Have you had an eviction filed against you? Please read these important notes about the eviction process:
NOTE: If you are facing an eviction and would like to speak with someone, you can call the Neighborhood & Housing Services Department at 210-207-5910 or contact eviction help with questions.
Notice to Vacate
Your eviction process will start when you receive a Notice to Vacate. The landlord or the landlord’s agent will deliver this to you personally or to a person that is living with you. You should also receive the Notice of Tenants' Rights(PDF, 178KB) advising you of your rights and resources. If you are not home, this notice is frequently taped to the main door of the property.
The notice will usually contain a stated reason for the eviction, a delivery date and a notice when to vacate the property - usually in 3 days. You do not have to leave the property by the date indicated. This is an attempt to have you vacate the property. However, it is in your best interest to vacate before the landlord files for an eviction hearing. At that point, you will be required to attend and it will negatively affect your credit record and rental history.
Other Languages: Notice of Tenants' Rights
Although you are not required to leave by the date on the notice, your failure to leave will probably result in the landlord filing an eviction suit against you.

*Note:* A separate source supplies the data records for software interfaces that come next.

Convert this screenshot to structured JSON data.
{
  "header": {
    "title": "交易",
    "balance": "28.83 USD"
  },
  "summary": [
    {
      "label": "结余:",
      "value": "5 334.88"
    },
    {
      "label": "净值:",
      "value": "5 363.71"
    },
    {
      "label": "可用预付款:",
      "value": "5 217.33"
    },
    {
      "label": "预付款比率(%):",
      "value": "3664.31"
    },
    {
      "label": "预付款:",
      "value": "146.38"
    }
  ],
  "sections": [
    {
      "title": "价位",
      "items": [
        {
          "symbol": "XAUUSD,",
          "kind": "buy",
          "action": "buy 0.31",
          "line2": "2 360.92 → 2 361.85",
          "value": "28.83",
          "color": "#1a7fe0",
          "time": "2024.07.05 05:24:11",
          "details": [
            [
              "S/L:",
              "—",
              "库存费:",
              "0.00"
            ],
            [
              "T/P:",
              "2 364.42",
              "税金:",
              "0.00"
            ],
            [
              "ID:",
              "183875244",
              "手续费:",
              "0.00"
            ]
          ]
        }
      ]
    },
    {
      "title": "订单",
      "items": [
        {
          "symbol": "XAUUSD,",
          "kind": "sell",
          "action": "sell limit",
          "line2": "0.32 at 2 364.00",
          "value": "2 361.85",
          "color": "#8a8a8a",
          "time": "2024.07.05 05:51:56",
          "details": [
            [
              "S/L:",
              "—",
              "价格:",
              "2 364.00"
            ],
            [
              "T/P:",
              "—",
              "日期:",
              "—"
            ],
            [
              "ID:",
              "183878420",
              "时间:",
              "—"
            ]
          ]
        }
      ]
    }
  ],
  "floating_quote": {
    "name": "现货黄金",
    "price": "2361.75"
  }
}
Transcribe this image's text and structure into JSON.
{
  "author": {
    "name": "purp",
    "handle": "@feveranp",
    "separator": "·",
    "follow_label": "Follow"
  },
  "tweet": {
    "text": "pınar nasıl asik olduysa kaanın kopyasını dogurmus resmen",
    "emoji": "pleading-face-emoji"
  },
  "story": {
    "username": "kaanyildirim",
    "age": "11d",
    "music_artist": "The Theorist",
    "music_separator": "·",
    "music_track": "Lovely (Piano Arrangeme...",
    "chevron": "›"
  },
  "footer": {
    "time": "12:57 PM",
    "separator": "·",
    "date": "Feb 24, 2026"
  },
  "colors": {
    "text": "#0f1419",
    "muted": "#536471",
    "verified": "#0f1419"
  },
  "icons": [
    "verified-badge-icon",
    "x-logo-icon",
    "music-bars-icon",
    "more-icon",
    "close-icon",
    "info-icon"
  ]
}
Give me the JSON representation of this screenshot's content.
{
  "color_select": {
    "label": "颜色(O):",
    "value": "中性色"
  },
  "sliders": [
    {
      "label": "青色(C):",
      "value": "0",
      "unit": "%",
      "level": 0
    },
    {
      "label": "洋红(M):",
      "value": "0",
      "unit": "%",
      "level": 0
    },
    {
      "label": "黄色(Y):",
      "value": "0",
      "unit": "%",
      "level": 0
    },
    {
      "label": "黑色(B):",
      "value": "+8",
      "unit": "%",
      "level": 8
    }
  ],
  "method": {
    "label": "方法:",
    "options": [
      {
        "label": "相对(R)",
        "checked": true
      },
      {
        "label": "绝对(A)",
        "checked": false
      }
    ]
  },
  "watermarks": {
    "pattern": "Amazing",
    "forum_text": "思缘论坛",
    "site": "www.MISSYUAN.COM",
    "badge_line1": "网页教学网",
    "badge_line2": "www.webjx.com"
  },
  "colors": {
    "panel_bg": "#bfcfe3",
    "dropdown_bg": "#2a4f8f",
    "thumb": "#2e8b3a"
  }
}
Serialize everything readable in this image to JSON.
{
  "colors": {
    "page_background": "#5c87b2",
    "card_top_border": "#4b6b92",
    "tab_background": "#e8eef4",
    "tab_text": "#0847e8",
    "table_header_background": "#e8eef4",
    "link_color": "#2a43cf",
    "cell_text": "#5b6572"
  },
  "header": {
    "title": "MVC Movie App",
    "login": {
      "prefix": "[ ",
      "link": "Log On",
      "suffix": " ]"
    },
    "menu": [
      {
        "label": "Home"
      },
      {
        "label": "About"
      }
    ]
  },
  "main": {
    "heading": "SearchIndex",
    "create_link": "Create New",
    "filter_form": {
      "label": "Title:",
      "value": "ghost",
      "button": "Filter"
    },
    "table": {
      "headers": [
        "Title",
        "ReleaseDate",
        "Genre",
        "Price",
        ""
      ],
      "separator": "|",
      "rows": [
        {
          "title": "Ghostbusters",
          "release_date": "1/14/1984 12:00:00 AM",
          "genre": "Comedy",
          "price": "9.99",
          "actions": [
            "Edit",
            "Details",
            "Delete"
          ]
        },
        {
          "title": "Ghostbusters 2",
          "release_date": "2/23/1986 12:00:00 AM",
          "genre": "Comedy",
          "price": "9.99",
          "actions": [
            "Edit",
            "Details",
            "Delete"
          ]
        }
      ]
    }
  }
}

The suit is an effort by the landlord to obtain a Forcible Entry and Detainer. It is a lawsuit whereby the landlord seeks to obtain a court order requiring you to leave the premises.
Your court hearing will generally be 6-10 days from the delivery date. If you miss the court hearing, you will lose by default and your rental history and credit will be damaged. If the landlord is seeking to evict you because of rent delinquency, the judge will most likely order the eviction. If rent is withheld, it should be in the form of a money order dated for the day the rent is due. However, it is not recommended that you withhold rent.
If the judge grants the eviction, you will have 5 days to vacate the property before the landlord and constable can remove all your possessions. If you feel the need to appeal, you may do so within 5 days of the eviction hearing.
The appeals process is complex and will require an attorney and a deposit to the court in the amount of one month’s rent. If you have the landlord’s consent to pay late and that an eviction will not occur, make sure to get that agreement in writing.
Rental & Financial Assistance